» REQUIRED ACTION
Your task is to work out how many lines in the data that follows hold "chevron" and to state that number alone.

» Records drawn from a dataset
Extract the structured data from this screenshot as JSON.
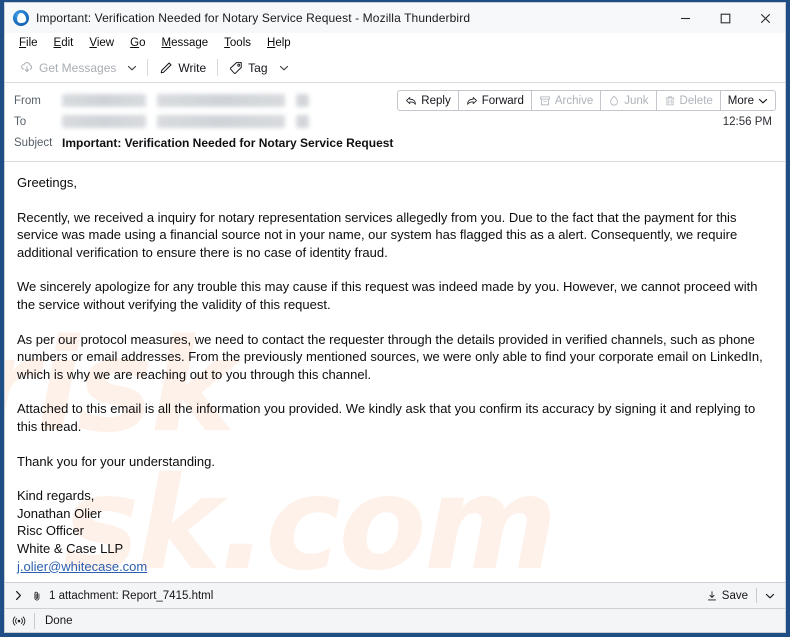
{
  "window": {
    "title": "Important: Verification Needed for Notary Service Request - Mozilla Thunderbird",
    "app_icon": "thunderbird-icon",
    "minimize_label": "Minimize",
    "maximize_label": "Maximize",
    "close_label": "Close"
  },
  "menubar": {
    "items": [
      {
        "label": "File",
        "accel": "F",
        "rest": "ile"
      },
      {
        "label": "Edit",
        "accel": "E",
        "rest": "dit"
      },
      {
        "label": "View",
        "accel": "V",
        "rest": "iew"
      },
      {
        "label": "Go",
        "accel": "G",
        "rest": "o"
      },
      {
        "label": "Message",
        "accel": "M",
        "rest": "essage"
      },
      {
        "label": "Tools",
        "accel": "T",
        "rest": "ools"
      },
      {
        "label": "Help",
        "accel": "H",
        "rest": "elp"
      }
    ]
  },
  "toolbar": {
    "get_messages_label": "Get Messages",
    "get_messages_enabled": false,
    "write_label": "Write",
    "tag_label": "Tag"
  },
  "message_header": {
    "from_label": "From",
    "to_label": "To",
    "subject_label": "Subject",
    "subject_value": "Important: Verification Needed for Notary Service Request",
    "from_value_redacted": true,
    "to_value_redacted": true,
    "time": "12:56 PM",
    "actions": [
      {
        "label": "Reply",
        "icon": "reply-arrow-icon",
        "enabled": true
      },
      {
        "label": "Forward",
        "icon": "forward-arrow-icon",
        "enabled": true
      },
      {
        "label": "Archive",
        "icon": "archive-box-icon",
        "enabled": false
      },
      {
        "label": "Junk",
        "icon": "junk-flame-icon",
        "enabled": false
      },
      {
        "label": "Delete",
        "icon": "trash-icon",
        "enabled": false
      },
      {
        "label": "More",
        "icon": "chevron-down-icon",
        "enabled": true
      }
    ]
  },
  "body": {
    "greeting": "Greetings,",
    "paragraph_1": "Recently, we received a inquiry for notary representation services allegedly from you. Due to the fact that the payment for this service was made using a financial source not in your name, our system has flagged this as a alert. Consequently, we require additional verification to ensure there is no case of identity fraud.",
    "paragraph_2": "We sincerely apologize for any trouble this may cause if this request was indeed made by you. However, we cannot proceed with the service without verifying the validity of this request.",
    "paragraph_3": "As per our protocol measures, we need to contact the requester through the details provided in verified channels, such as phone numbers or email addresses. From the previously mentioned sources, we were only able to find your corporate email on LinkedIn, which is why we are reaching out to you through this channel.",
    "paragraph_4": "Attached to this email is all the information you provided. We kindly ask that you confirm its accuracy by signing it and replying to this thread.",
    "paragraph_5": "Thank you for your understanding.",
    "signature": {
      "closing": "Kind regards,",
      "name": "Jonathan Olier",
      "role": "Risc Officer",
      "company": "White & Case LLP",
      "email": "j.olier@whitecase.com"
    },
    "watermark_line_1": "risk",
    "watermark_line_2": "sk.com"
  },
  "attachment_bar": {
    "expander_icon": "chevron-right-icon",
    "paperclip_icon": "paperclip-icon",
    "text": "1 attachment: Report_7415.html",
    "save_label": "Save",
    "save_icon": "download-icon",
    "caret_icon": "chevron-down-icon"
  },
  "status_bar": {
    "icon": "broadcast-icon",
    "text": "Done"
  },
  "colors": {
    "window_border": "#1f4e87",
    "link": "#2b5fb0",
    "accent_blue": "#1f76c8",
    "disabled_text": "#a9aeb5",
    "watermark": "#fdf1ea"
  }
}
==
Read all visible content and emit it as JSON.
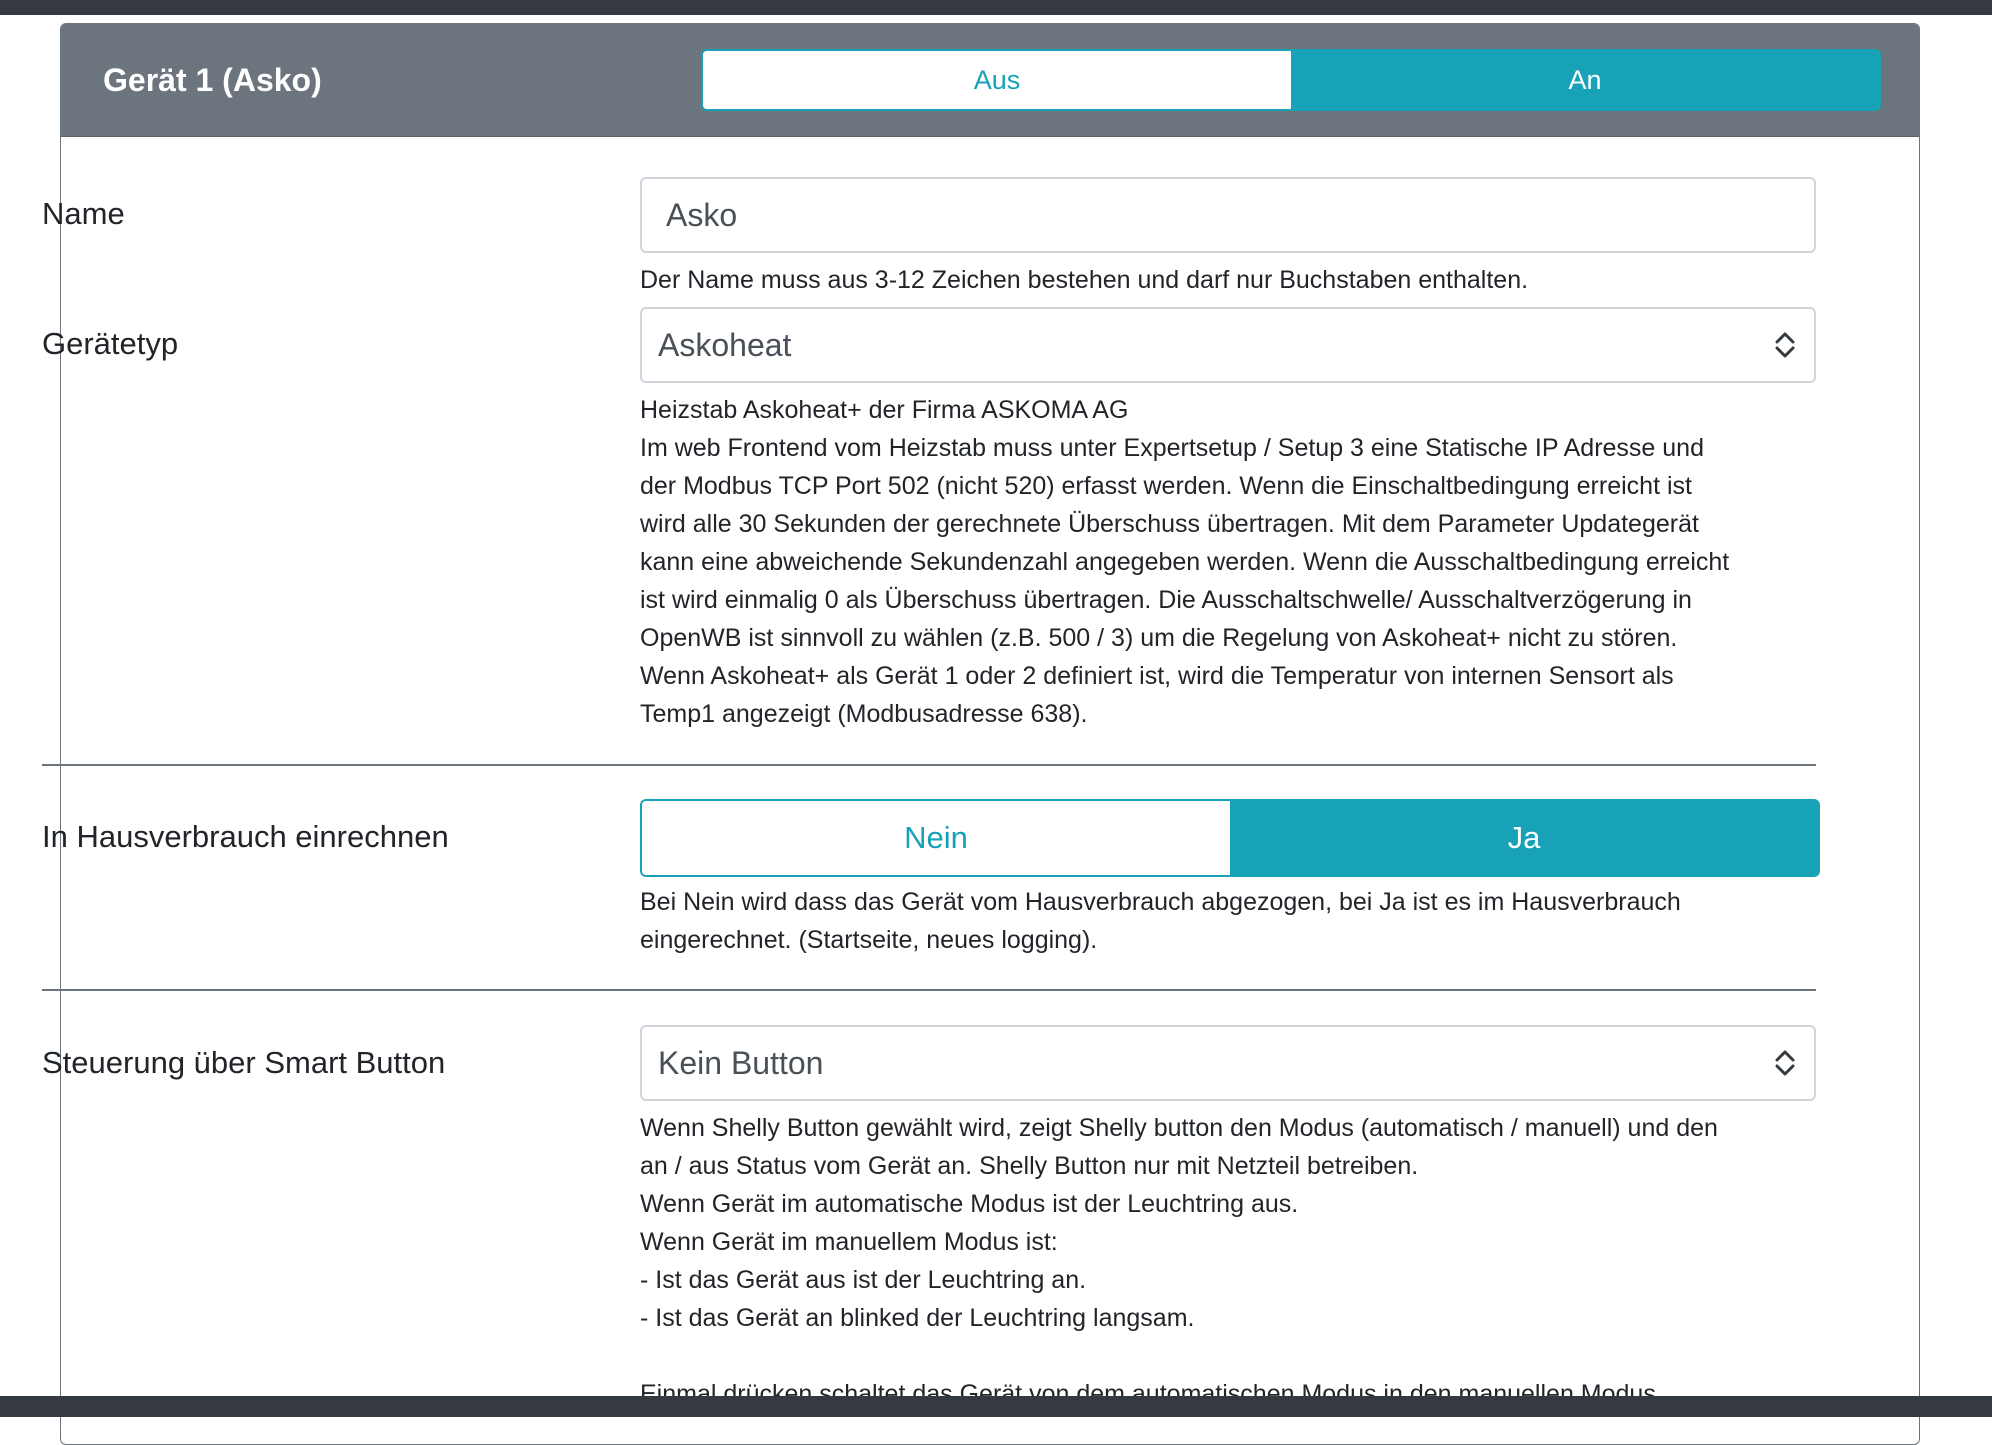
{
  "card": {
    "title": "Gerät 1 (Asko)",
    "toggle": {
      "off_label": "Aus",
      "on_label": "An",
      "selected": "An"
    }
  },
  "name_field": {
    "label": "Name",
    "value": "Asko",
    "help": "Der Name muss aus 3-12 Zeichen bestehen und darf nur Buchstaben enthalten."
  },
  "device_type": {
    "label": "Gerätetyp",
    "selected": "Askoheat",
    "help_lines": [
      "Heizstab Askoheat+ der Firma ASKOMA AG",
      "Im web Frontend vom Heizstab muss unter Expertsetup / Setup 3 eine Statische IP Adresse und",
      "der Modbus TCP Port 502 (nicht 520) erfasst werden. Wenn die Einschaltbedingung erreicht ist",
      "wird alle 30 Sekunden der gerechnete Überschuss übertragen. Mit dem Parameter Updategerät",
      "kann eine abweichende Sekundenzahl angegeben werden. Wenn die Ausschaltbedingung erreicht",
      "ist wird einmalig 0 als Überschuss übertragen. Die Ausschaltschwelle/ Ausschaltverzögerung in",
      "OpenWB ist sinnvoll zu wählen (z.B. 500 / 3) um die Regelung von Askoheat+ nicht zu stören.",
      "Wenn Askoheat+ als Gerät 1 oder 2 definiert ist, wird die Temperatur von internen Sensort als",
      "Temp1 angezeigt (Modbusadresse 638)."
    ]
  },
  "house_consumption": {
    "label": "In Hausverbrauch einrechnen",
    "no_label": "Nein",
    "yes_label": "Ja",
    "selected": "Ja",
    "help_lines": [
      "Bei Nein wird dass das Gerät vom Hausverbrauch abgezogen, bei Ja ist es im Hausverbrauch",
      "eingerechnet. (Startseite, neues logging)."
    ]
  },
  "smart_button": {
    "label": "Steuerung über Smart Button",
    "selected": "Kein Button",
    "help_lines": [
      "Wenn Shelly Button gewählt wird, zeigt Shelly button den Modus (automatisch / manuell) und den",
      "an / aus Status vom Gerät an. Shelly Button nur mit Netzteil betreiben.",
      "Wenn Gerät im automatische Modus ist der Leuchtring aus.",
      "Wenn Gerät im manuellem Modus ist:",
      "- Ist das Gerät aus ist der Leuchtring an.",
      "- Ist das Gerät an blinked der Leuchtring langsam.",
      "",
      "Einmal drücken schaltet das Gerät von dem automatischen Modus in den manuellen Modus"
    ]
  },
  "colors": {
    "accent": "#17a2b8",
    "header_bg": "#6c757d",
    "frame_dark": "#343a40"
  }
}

» ANSWER FOR THIS EXERCISE
3